Milton, Melton, Niang, and Paul Reed have all proven that they deserve more time and will be helpful assets when properly utilized. They are the ones most deserving of those additional 16- 18 minutes of time. Arguments can be made for Furk, Montrez Harrel, House Jr., and Thybulle to also get more time but the rotation should be consistent, so barring further injuries only one of those four should get that bump to consistent playing time. Good luck to Rivers choosing that, but that’s why he gets paid the big bucks.
This bench group has been so exciting and fun to watch because they are playing smart, fundamental basketball. Move the ball, swing it around the perimeter, drive and kick, pass more than dribble, move without the ball, don’t stand and watch, and attack the offensive glass. That style of play does not lend itself to “hero ball”, and it’s in the 76ers best interest to continue that, even when the “heroes” return. Fast, aggressive basketball on both sides keeps the opposition on their heels and that is how games are won.
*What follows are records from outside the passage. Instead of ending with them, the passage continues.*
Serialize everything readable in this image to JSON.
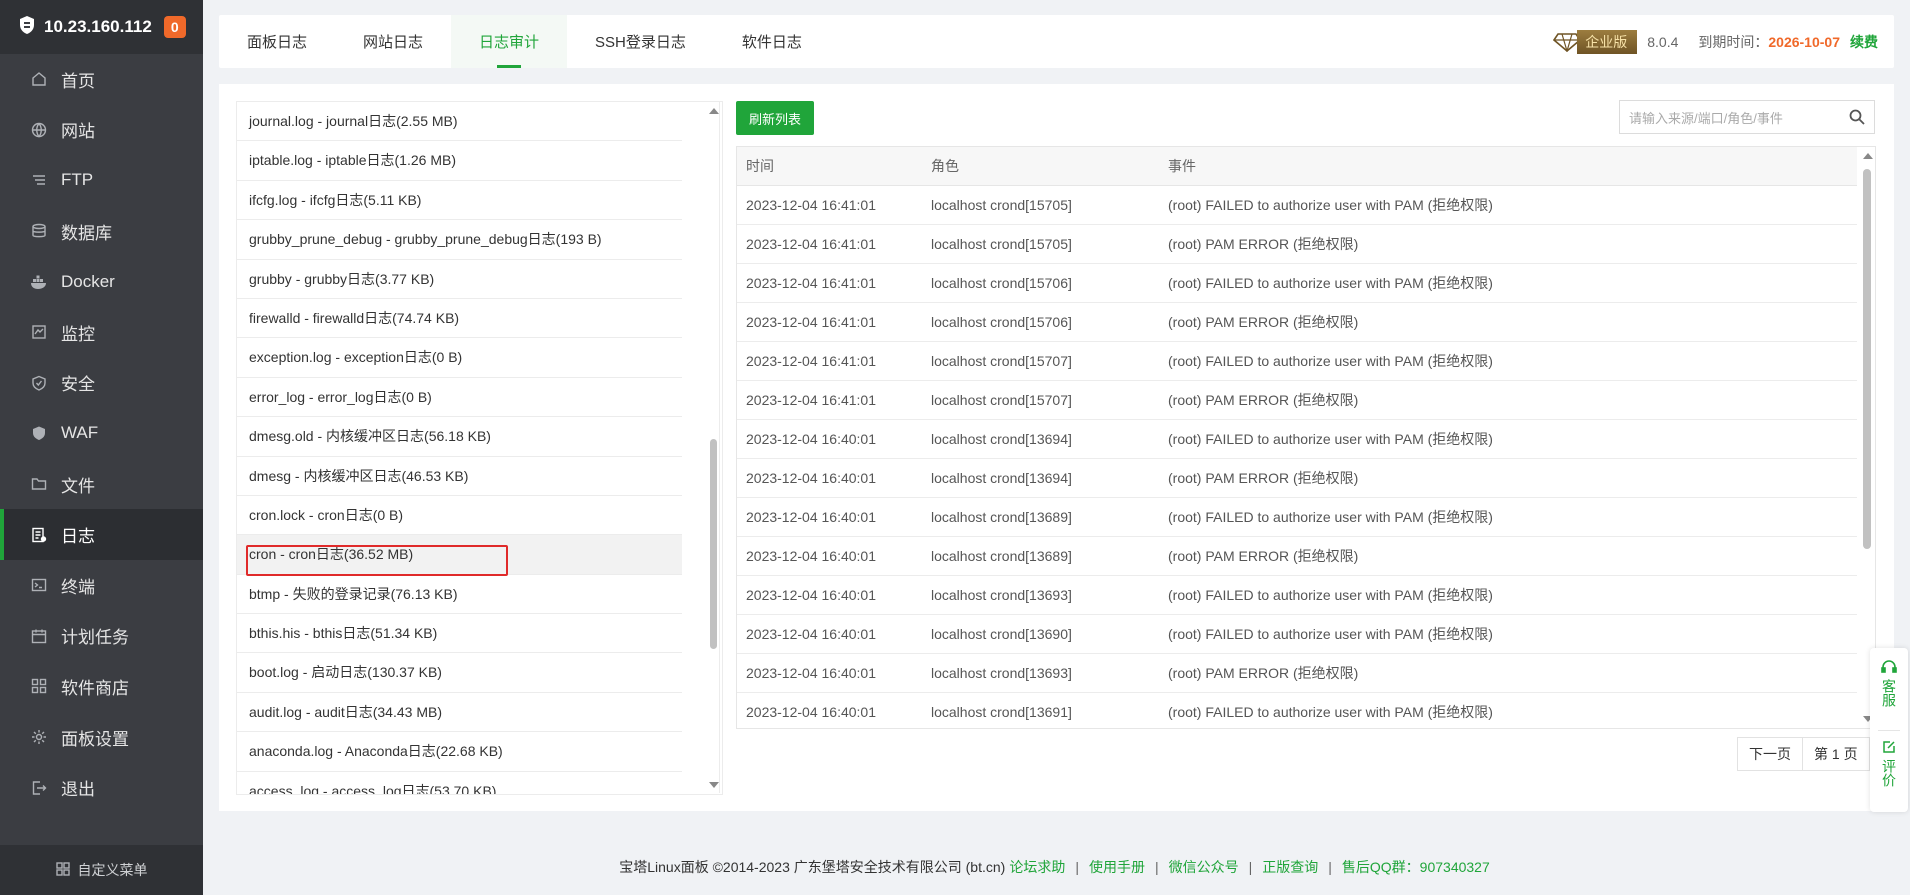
{
  "sidebar": {
    "ip": "10.23.160.112",
    "badge": "0",
    "items": [
      {
        "label": "首页",
        "icon": "home-icon"
      },
      {
        "label": "网站",
        "icon": "globe-icon"
      },
      {
        "label": "FTP",
        "icon": "ftp-icon"
      },
      {
        "label": "数据库",
        "icon": "database-icon"
      },
      {
        "label": "Docker",
        "icon": "docker-icon"
      },
      {
        "label": "监控",
        "icon": "monitor-icon"
      },
      {
        "label": "安全",
        "icon": "shield-icon"
      },
      {
        "label": "WAF",
        "icon": "waf-shield-icon"
      },
      {
        "label": "文件",
        "icon": "folder-icon"
      },
      {
        "label": "日志",
        "icon": "log-icon"
      },
      {
        "label": "终端",
        "icon": "terminal-icon"
      },
      {
        "label": "计划任务",
        "icon": "calendar-icon"
      },
      {
        "label": "软件商店",
        "icon": "grid-icon"
      },
      {
        "label": "面板设置",
        "icon": "gear-icon"
      },
      {
        "label": "退出",
        "icon": "logout-icon"
      }
    ],
    "active_index": 9,
    "footer_label": "自定义菜单"
  },
  "tabs": [
    "面板日志",
    "网站日志",
    "日志审计",
    "SSH登录日志",
    "软件日志"
  ],
  "active_tab": 2,
  "header_right": {
    "edition": "企业版",
    "version": "8.0.4",
    "expire_label": "到期时间：",
    "expire_date": "2026-10-07",
    "renew": "续费"
  },
  "log_files": [
    "journal.log - journal日志(2.55 MB)",
    "iptable.log - iptable日志(1.26 MB)",
    "ifcfg.log - ifcfg日志(5.11 KB)",
    "grubby_prune_debug - grubby_prune_debug日志(193 B)",
    "grubby - grubby日志(3.77 KB)",
    "firewalld - firewalld日志(74.74 KB)",
    "exception.log - exception日志(0 B)",
    "error_log - error_log日志(0 B)",
    "dmesg.old - 内核缓冲区日志(56.18 KB)",
    "dmesg - 内核缓冲区日志(46.53 KB)",
    "cron.lock - cron日志(0 B)",
    "cron - cron日志(36.52 MB)",
    "btmp - 失败的登录记录(76.13 KB)",
    "bthis.his - bthis日志(51.34 KB)",
    "boot.log - 启动日志(130.37 KB)",
    "audit.log - audit日志(34.43 MB)",
    "anaconda.log - Anaconda日志(22.68 KB)",
    "access_log - access_log日志(53.70 KB)"
  ],
  "selected_log_index": 11,
  "refresh_label": "刷新列表",
  "search_placeholder": "请输入来源/端口/角色/事件",
  "table": {
    "headers": [
      "时间",
      "角色",
      "事件"
    ],
    "rows": [
      [
        "2023-12-04 16:41:01",
        "localhost crond[15705]",
        "(root) FAILED to authorize user with PAM (拒绝权限)"
      ],
      [
        "2023-12-04 16:41:01",
        "localhost crond[15705]",
        "(root) PAM ERROR (拒绝权限)"
      ],
      [
        "2023-12-04 16:41:01",
        "localhost crond[15706]",
        "(root) FAILED to authorize user with PAM (拒绝权限)"
      ],
      [
        "2023-12-04 16:41:01",
        "localhost crond[15706]",
        "(root) PAM ERROR (拒绝权限)"
      ],
      [
        "2023-12-04 16:41:01",
        "localhost crond[15707]",
        "(root) FAILED to authorize user with PAM (拒绝权限)"
      ],
      [
        "2023-12-04 16:41:01",
        "localhost crond[15707]",
        "(root) PAM ERROR (拒绝权限)"
      ],
      [
        "2023-12-04 16:40:01",
        "localhost crond[13694]",
        "(root) FAILED to authorize user with PAM (拒绝权限)"
      ],
      [
        "2023-12-04 16:40:01",
        "localhost crond[13694]",
        "(root) PAM ERROR (拒绝权限)"
      ],
      [
        "2023-12-04 16:40:01",
        "localhost crond[13689]",
        "(root) FAILED to authorize user with PAM (拒绝权限)"
      ],
      [
        "2023-12-04 16:40:01",
        "localhost crond[13689]",
        "(root) PAM ERROR (拒绝权限)"
      ],
      [
        "2023-12-04 16:40:01",
        "localhost crond[13693]",
        "(root) FAILED to authorize user with PAM (拒绝权限)"
      ],
      [
        "2023-12-04 16:40:01",
        "localhost crond[13690]",
        "(root) FAILED to authorize user with PAM (拒绝权限)"
      ],
      [
        "2023-12-04 16:40:01",
        "localhost crond[13693]",
        "(root) PAM ERROR (拒绝权限)"
      ],
      [
        "2023-12-04 16:40:01",
        "localhost crond[13691]",
        "(root) FAILED to authorize user with PAM (拒绝权限)"
      ]
    ]
  },
  "pager": {
    "next": "下一页",
    "page": "第 1 页"
  },
  "footer": {
    "copyright": "宝塔Linux面板 ©2014-2023 广东堡塔安全技术有限公司 (bt.cn)",
    "links": [
      "论坛求助",
      "使用手册",
      "微信公众号",
      "正版查询",
      "售后QQ群：907340327"
    ]
  },
  "float": {
    "service": "客服",
    "review": "评价"
  },
  "colors": {
    "accent": "#20a53a",
    "sidebar": "#3b3d42",
    "highlight": "#e02a2a",
    "expire": "#f0692a"
  }
}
Save the heroics for the playoffs, when it matters.
If this team struggles when the stars return that tells everyone that Rivers is stubbornly refusing to learn from these games and would prefer to slam into the same walls over and over again just to prove that he was right all along. Those issues have followed him from his days with the Clippers and we are seeing the exact same problems here. If he can make these changes, this team can contend, and if not he needs to go.
A team that is this deep and talented desperately needs a flexible, creative coach who will properly utilize the skills of every player, not just the stars. There have been a number of arguments among the fans and media either for or against Glenn Rivers as the coach in Philadelphia, but this is truly going to be the acid test. This season has shown everyone all they need to see. The talent is here, and they are capable of playing well together. If they play well, Rivers can cement his place as an all-time great coach, If they don’t, there is truly only one man to blame. And replace.